Could this cause the tyre to blow?
The answer is yes.
When springs break, the larger piece often remains "in place" and under compression by the vehicle's weight - the issue caused by this is that the car will ride lower on that corner. In your case, the car is riding low enough for the tire to be contacting the inside of the wheel well liner. This can be an immediate problem - as you drive the vehicle, the suspension will move, but as it's moving, it'll be forcing the (turning) tire against the inside of the fender. This can easily cause a tire to rupture.
Further, even though the larger chunk of remaining spring will often settle under the car's weight, the smaller, broken-off piece can have a mind of it's own. I've seen cases where the smaller piece is ejected from the vehicle under high energy - landing 30 yards away! Even if the smaller piece isn't totally ejected from the vehicle, it may shift or bounce around as you drive, and it can easily rip open the inner sidewall of the tire, or become jammed in the suspension or steering, causing loss of control.

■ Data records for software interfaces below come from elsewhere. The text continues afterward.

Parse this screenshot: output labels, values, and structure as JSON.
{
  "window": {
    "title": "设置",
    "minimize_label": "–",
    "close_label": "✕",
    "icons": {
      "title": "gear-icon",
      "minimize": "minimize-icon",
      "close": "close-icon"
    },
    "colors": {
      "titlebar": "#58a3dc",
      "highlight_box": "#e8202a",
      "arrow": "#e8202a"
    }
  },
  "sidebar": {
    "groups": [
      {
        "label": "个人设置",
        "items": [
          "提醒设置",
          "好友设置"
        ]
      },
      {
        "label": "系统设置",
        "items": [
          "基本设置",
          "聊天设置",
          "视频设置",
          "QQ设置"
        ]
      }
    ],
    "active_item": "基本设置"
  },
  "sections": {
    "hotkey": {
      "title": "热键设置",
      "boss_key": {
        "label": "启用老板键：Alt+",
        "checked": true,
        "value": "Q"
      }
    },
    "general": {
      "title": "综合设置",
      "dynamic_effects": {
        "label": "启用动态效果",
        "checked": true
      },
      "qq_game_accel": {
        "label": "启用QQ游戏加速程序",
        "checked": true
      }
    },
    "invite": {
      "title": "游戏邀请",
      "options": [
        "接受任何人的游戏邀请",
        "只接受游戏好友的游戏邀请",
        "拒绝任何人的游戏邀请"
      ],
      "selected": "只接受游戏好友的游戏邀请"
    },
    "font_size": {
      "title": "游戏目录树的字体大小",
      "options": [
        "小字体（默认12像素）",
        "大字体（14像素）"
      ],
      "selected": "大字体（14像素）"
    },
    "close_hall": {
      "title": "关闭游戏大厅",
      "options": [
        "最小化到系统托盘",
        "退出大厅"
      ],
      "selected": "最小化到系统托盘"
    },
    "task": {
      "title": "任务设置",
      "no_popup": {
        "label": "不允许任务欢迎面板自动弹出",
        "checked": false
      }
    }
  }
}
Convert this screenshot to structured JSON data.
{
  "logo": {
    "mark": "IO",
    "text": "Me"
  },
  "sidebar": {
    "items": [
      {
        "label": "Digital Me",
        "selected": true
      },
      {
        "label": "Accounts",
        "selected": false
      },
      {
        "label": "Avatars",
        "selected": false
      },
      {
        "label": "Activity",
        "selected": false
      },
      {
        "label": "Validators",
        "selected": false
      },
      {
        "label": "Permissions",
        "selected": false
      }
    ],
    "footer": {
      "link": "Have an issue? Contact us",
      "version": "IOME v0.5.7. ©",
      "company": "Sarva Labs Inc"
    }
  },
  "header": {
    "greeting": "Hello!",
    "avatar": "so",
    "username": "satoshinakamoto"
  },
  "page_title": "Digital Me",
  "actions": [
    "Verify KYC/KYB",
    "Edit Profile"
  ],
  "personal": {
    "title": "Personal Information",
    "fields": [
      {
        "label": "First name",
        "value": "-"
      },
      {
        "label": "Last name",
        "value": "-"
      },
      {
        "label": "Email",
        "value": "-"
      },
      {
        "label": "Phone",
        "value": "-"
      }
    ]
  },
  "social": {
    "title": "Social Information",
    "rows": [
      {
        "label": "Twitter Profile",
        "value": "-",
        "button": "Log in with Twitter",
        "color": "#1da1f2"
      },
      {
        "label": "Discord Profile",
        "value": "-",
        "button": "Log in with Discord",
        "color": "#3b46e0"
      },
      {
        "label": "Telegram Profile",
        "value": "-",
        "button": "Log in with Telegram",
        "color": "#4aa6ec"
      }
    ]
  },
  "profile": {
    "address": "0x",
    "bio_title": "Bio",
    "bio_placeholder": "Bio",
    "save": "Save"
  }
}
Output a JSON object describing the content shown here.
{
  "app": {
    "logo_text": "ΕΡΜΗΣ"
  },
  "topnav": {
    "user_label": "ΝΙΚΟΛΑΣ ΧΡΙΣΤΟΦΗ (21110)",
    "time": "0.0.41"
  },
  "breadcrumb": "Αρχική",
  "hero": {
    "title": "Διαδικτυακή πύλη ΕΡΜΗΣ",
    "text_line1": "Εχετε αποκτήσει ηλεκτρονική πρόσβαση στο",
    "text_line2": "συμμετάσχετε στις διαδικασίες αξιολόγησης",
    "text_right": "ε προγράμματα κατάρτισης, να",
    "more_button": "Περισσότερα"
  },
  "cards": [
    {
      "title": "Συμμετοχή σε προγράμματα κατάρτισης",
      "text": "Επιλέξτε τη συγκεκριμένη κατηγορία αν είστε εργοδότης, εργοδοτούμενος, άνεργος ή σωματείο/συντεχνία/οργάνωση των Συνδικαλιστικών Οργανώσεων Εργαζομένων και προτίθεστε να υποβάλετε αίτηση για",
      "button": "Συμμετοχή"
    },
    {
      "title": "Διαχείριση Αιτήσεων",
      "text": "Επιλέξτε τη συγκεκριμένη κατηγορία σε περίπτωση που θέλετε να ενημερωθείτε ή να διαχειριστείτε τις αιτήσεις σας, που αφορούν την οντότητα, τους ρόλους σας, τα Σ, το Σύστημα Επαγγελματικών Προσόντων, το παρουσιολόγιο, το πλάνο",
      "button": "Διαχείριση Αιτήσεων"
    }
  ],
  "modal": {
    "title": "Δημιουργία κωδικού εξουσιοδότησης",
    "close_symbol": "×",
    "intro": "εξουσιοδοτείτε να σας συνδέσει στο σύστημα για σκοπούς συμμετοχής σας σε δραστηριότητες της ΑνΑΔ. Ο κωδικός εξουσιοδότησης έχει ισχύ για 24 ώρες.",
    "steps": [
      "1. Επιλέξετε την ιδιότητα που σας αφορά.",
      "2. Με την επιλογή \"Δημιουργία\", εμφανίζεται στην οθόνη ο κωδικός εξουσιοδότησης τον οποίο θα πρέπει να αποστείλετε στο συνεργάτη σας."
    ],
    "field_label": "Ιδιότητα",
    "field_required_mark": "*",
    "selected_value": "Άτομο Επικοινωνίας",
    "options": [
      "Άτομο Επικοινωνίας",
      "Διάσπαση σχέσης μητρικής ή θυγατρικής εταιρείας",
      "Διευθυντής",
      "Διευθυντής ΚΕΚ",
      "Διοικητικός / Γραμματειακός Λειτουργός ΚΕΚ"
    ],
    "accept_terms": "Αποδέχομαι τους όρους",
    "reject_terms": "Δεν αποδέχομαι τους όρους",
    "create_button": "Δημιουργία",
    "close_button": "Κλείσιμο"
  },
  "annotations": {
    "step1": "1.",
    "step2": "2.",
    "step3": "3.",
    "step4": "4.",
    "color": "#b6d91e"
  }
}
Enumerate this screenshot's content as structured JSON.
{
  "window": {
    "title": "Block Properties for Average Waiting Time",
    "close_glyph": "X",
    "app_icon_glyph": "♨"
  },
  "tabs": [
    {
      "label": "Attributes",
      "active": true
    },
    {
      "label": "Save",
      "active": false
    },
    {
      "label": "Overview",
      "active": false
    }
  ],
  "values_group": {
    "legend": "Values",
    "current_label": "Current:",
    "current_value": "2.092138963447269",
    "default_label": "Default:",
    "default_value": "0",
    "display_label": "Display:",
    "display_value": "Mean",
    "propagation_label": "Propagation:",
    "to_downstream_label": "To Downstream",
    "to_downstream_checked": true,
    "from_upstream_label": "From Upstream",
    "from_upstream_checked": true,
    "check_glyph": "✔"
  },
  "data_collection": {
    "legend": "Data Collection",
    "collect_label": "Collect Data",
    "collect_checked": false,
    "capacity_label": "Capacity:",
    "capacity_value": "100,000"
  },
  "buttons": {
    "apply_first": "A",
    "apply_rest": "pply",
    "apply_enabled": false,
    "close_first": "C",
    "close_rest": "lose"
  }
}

Even when your car is sitting still, suspension spring store a tremendous amount of energy as they're compressed by the vehicle's weight. It's not something you want to fool around with.